■ EXERCISE:
Keeping each line intact, print the whole listing.

□ □ □ □ □

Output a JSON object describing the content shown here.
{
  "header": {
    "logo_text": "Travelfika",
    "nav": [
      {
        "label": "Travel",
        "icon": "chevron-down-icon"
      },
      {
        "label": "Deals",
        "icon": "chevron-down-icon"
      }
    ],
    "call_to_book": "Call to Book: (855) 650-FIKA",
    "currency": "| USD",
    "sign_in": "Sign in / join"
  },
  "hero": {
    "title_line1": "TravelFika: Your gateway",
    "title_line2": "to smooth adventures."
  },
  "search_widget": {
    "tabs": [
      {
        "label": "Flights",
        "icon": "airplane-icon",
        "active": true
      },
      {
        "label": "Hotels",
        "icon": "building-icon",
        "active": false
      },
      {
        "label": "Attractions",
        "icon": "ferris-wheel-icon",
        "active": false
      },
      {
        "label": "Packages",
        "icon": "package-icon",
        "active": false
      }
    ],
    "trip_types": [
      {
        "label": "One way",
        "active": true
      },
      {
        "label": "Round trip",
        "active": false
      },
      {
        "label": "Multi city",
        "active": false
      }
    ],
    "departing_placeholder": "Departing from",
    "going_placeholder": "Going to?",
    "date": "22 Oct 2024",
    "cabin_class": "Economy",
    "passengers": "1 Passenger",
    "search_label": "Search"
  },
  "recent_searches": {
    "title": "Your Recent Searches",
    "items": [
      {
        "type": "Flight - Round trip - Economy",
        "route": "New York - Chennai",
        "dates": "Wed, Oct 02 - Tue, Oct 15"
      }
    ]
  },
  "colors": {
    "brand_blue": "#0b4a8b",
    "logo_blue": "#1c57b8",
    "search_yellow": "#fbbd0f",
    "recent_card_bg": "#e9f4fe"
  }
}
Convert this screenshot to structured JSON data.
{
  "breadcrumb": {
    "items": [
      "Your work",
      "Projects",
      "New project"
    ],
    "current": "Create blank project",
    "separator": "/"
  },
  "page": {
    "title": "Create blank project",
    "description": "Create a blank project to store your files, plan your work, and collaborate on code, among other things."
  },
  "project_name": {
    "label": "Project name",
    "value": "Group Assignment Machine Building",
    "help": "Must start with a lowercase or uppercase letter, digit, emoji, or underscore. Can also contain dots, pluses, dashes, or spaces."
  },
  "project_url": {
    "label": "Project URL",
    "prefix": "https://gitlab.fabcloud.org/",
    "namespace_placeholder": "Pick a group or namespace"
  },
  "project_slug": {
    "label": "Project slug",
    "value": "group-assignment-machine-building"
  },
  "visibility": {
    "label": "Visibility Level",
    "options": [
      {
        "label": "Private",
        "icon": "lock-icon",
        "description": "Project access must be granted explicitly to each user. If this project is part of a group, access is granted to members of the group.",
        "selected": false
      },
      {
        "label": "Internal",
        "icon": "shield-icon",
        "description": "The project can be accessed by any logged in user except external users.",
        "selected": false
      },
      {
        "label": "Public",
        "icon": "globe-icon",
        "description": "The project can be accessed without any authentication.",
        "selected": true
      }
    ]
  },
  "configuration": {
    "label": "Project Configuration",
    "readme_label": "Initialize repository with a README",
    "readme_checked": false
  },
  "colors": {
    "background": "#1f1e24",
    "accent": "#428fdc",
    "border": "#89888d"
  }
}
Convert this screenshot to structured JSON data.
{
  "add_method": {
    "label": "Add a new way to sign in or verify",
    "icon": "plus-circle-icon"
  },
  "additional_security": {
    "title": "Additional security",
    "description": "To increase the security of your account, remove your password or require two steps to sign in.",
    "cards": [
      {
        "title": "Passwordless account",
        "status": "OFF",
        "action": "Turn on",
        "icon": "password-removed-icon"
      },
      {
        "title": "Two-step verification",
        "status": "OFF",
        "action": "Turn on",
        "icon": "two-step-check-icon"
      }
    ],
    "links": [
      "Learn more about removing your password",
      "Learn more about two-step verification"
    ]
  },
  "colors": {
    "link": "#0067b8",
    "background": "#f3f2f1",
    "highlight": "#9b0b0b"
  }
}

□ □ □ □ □

■ EXERCISE RESULT:
Output a JSON object describing the content shown here.
{
  "header": {
    "logo_text": "Travelfika",
    "nav": [
      {
        "label": "Travel",
        "icon": "chevron-down-icon"
      },
      {
        "label": "Deals",
        "icon": "chevron-down-icon"
      }
    ],
    "call_to_book": "Call to Book: (855) 650-FIKA",
    "currency": "| USD",
    "sign_in": "Sign in / join"
  },
  "hero": {
    "title_line1": "TravelFika: Your gateway",
    "title_line2": "to smooth adventures."
  },
  "search_widget": {
    "tabs": [
      {
        "label": "Flights",
        "icon": "airplane-icon",
        "active": true
      },
      {
        "label": "Hotels",
        "icon": "building-icon",
        "active": false
      },
      {
        "label": "Attractions",
        "icon": "ferris-wheel-icon",
        "active": false
      },
      {
        "label": "Packages",
        "icon": "package-icon",
        "active": false
      }
    ],
    "trip_types": [
      {
        "label": "One way",
        "active": true
      },
      {
        "label": "Round trip",
        "active": false
      },
      {
        "label": "Multi city",
        "active": false
      }
    ],
    "departing_placeholder": "Departing from",
    "going_placeholder": "Going to?",
    "date": "22 Oct 2024",
    "cabin_class": "Economy",
    "passengers": "1 Passenger",
    "search_label": "Search"
  },
  "recent_searches": {
    "title": "Your Recent Searches",
    "items": [
      {
        "type": "Flight - Round trip - Economy",
        "route": "New York - Chennai",
        "dates": "Wed, Oct 02 - Tue, Oct 15"
      }
    ]
  },
  "colors": {
    "brand_blue": "#0b4a8b",
    "logo_blue": "#1c57b8",
    "search_yellow": "#fbbd0f",
    "recent_card_bg": "#e9f4fe"
  }
}
Convert this screenshot to structured JSON data.
{
  "breadcrumb": {
    "items": [
      "Your work",
      "Projects",
      "New project"
    ],
    "current": "Create blank project",
    "separator": "/"
  },
  "page": {
    "title": "Create blank project",
    "description": "Create a blank project to store your files, plan your work, and collaborate on code, among other things."
  },
  "project_name": {
    "label": "Project name",
    "value": "Group Assignment Machine Building",
    "help": "Must start with a lowercase or uppercase letter, digit, emoji, or underscore. Can also contain dots, pluses, dashes, or spaces."
  },
  "project_url": {
    "label": "Project URL",
    "prefix": "https://gitlab.fabcloud.org/",
    "namespace_placeholder": "Pick a group or namespace"
  },
  "project_slug": {
    "label": "Project slug",
    "value": "group-assignment-machine-building"
  },
  "visibility": {
    "label": "Visibility Level",
    "options": [
      {
        "label": "Private",
        "icon": "lock-icon",
        "description": "Project access must be granted explicitly to each user. If this project is part of a group, access is granted to members of the group.",
        "selected": false
      },
      {
        "label": "Internal",
        "icon": "shield-icon",
        "description": "The project can be accessed by any logged in user except external users.",
        "selected": false
      },
      {
        "label": "Public",
        "icon": "globe-icon",
        "description": "The project can be accessed without any authentication.",
        "selected": true
      }
    ]
  },
  "configuration": {
    "label": "Project Configuration",
    "readme_label": "Initialize repository with a README",
    "readme_checked": false
  },
  "colors": {
    "background": "#1f1e24",
    "accent": "#428fdc",
    "border": "#89888d"
  }
}
Convert this screenshot to structured JSON data.
{
  "add_method": {
    "label": "Add a new way to sign in or verify",
    "icon": "plus-circle-icon"
  },
  "additional_security": {
    "title": "Additional security",
    "description": "To increase the security of your account, remove your password or require two steps to sign in.",
    "cards": [
      {
        "title": "Passwordless account",
        "status": "OFF",
        "action": "Turn on",
        "icon": "password-removed-icon"
      },
      {
        "title": "Two-step verification",
        "status": "OFF",
        "action": "Turn on",
        "icon": "two-step-check-icon"
      }
    ],
    "links": [
      "Learn more about removing your password",
      "Learn more about two-step verification"
    ]
  },
  "colors": {
    "link": "#0067b8",
    "background": "#f3f2f1",
    "highlight": "#9b0b0b"
  }
}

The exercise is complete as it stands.